💡Prompt questions: It’s almost impossible (and, frankly, impractical) to collect every data element that might distinguish super-responders from non-responders in a trial. 1) How should the industry think about incorporating prospective and retrospective real-world data (e.g., medical histories) to help generate hypotheses for better understanding super-responder populations? 2) What *new* data elements (e.g., imaging, genetic sequencing, protein expression/localization) would you collect if you were to do a follow-up study on a super-responder population?
🦠GSK was granted FDA approval for its RSV vaccine today for a patient population of 60 years and older. This is an exciting development for public health, and I look forward to the Centers for Disease Control and Preventionanalysis and recommendations coming this summer. RSV infections pose significant risks for both elderly adults and children, so I look forward to how this and other RSV vaccine candidate approvals expand the patient population where these interventions are approved.

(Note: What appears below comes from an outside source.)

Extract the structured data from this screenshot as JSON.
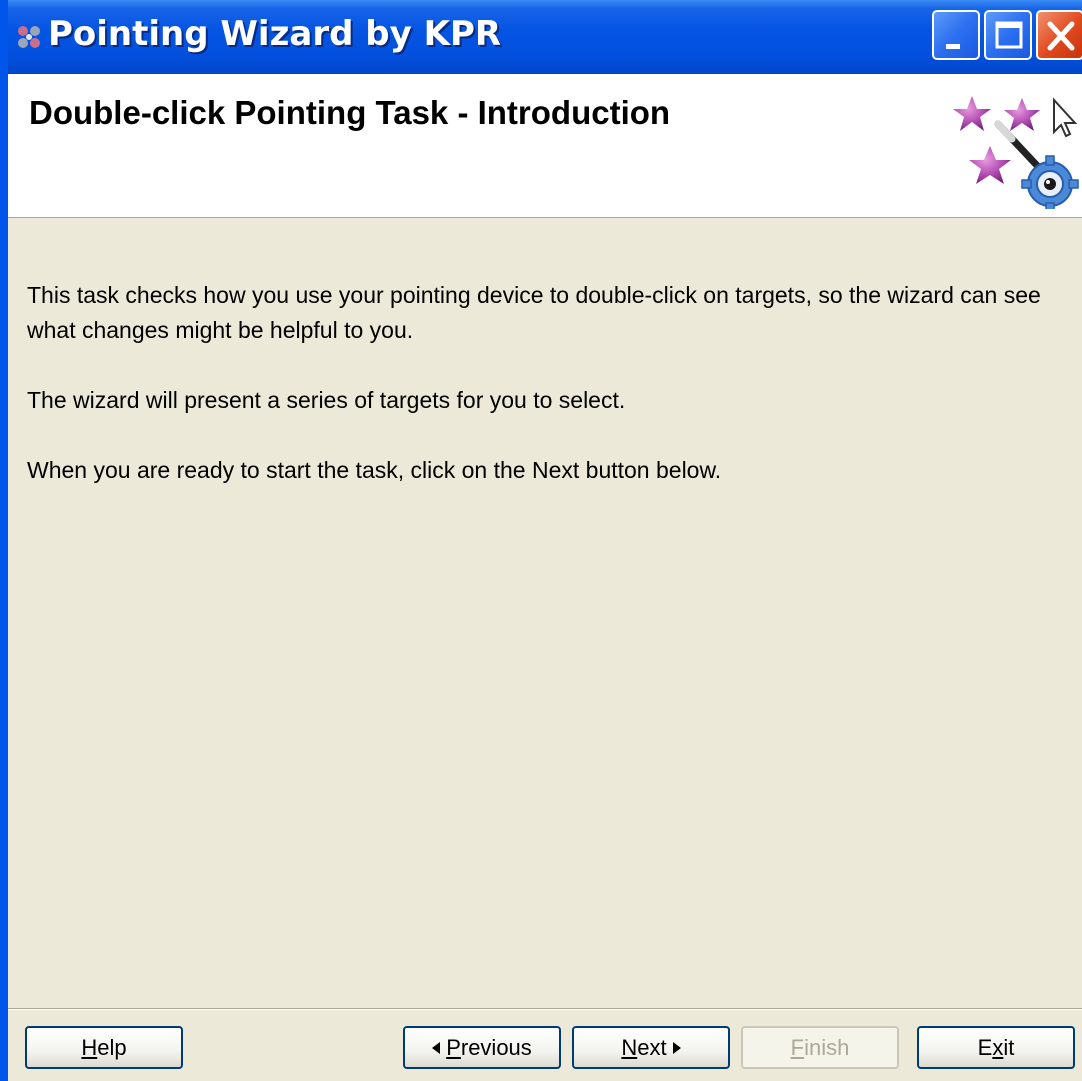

💡Prompt questions: 1) How do we get vaccine administration to more individuals where the intervention is approved? A certain level of vaccination will be needed to determine both long term vaccine efficacy and population level effects. 2) In a universe where more individuals are given access to RSV vaccines, I’m curious about the safety and efficacy of these vaccines in pregnant people. If a newborn can get significant protection at birth, that could be incredibly impactful for the neonatal / children population. How do we test this safely, effectively, and quickly, given pregnancy is often an exclusion criteria in trials?